Carl Skustad posted online this week, “Thanks for all your thoughts and positive vibes. After a few hours at Melgeorge’s last night thinking about today’s race strategy I decided to drop from this years AH135. With as much respect as I have for this race I didn’t want to be a liability on trail. I was safe and have all my fingers and toes in one piece. The time it would taken me to get to the finish would have possibly put me in a bivi tonight. My skis were so slow and I jacked up my knee in a little wipeout action on course. Ski ya later, peace.”

by Tom Coombe -

Carl Skustad finally met his match.
The Elyite has completed ultramarathons, braved extreme weather conditions and has taken himself to limits that few could even dream of.
But the coldest weather conditions to hit northeastern Minnesota in two decades were too much - even for an endurance athlete with the experience of Skustad.
Tuesday morning, Skustad pulled the plug on his bid to complete his third Arrowhead 135, the winter ultramarathon that wrapped up Wednesday at Fortune Bay Resort and Casino.
Skustad, who placed second in the skiing division a year ago, withdrew from the race at the Melgeorge Resort checkpoint.
Despite being more than halfway through the 135-mile race, Skustad decided after a night’s rest to pull out of an organized race for the first time.
A combination of subzero temperatures and piercing winds created the coldest conditions Skustad had ever competed in, and he feared the impact of continuing on as windchill and “real feel” readings plunged to -50 and colder.
“I respect the race so much I didn’t want to be a liability on the trail,” said Skustad, 43. “If I’m out there at 11 o’clock at night and it’s minus-60 degrees and I’m starting to freeze to death and they need to put somebody out on a snowmobile to rescue me, now that person is in harm’s way.”
Most of the Arrowhead participants take part by bicycle, but the race, which starts at International Falls and proceeds to Fortune Bay, is also open to runners and cross-country skiers.
Skustad was one of just four competitors to enter as a skier, and none made it to the finish line.
“Skiing is the most challenging,” said Skustad. “I think there were a dozen pre-registered and when these conditions came in it went down to four, and two dropped at the first checkpoint.”
Skustad soon followed suit. He was running two hours behind his time from a year ago and said the frigid conditions made for difficult snow that “grab your skis like sandpaper.”
He transitioned to classic skiing on skate skis to finish late Monday and said “I was pretty frozen,” upon arriving at Melgeorge’s.
Typically, Skustad would rest for two hours at the checkpoint and continue on, but the harsh conditions led him to stay until dawn, when he mulled his options and ultimately decided to pull out.
“I would say intelligently, and I’m way into risk management, the odds weren’t in my favor,” said Skustad.
Having had time to both warm up and reflect Tuesday afternoon, Skustad expressed few regrets.

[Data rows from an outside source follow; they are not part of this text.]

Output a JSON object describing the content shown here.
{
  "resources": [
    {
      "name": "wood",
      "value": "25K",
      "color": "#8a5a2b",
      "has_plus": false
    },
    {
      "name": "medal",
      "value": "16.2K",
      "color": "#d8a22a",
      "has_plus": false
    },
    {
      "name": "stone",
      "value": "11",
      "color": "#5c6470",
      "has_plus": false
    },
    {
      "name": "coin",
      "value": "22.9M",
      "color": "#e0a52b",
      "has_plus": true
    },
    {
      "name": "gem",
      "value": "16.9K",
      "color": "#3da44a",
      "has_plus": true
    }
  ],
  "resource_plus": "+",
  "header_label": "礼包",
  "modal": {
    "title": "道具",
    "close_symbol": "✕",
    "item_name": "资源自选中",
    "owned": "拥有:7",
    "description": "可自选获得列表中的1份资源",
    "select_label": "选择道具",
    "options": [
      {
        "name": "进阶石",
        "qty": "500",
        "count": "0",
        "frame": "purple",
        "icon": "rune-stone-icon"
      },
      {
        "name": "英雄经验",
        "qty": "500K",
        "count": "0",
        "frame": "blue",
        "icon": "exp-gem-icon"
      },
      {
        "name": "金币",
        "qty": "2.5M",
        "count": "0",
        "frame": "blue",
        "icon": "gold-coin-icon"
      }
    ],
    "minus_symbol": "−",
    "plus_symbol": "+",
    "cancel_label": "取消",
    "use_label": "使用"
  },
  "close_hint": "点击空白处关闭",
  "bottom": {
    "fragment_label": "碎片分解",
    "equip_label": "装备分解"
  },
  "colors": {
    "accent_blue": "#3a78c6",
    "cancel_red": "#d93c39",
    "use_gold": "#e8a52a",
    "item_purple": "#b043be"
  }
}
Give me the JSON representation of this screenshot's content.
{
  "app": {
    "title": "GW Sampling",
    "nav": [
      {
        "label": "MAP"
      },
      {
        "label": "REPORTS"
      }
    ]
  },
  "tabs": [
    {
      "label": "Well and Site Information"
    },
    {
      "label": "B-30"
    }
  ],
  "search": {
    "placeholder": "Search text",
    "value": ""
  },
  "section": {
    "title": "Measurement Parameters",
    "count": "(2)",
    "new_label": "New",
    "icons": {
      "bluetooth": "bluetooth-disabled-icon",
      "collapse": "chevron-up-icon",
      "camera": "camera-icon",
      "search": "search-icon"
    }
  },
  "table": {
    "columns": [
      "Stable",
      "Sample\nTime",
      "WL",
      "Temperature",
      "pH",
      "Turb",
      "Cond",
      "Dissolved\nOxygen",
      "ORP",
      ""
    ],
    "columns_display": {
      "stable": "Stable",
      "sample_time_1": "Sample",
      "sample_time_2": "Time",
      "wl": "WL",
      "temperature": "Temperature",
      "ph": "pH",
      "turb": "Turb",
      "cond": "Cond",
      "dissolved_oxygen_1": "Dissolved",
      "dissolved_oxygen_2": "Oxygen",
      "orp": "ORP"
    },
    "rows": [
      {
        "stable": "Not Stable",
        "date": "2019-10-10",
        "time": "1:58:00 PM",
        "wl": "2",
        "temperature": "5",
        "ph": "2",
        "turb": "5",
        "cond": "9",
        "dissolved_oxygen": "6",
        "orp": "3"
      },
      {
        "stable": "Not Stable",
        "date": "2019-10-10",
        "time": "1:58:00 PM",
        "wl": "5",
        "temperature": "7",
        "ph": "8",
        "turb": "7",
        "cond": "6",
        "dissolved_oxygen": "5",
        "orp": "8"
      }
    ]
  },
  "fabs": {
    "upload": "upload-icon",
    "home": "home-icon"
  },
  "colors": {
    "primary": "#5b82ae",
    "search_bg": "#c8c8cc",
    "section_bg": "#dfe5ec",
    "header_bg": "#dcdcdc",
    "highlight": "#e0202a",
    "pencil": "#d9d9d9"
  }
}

“It was my first DNF (did not finish),” he said. “And I have completed just over a dozen. I guess it was bound to happen sooner or later, and I knew this was going to be the toughest conditions.”
• This year’s Arrowhead attracted 146 participants, and only 52 had finished as of Thursday morning.
A new record was set as Jordan Wakeley of Grayling, Mich., crossed the finish line at Fortune Bay late Monday and was the first bicycyle competitor to finish with a time of 11 hours, 43 minutes.
That broke the previous record time of 13:15, set in 2017 by Ted Loosen of Minneapolis.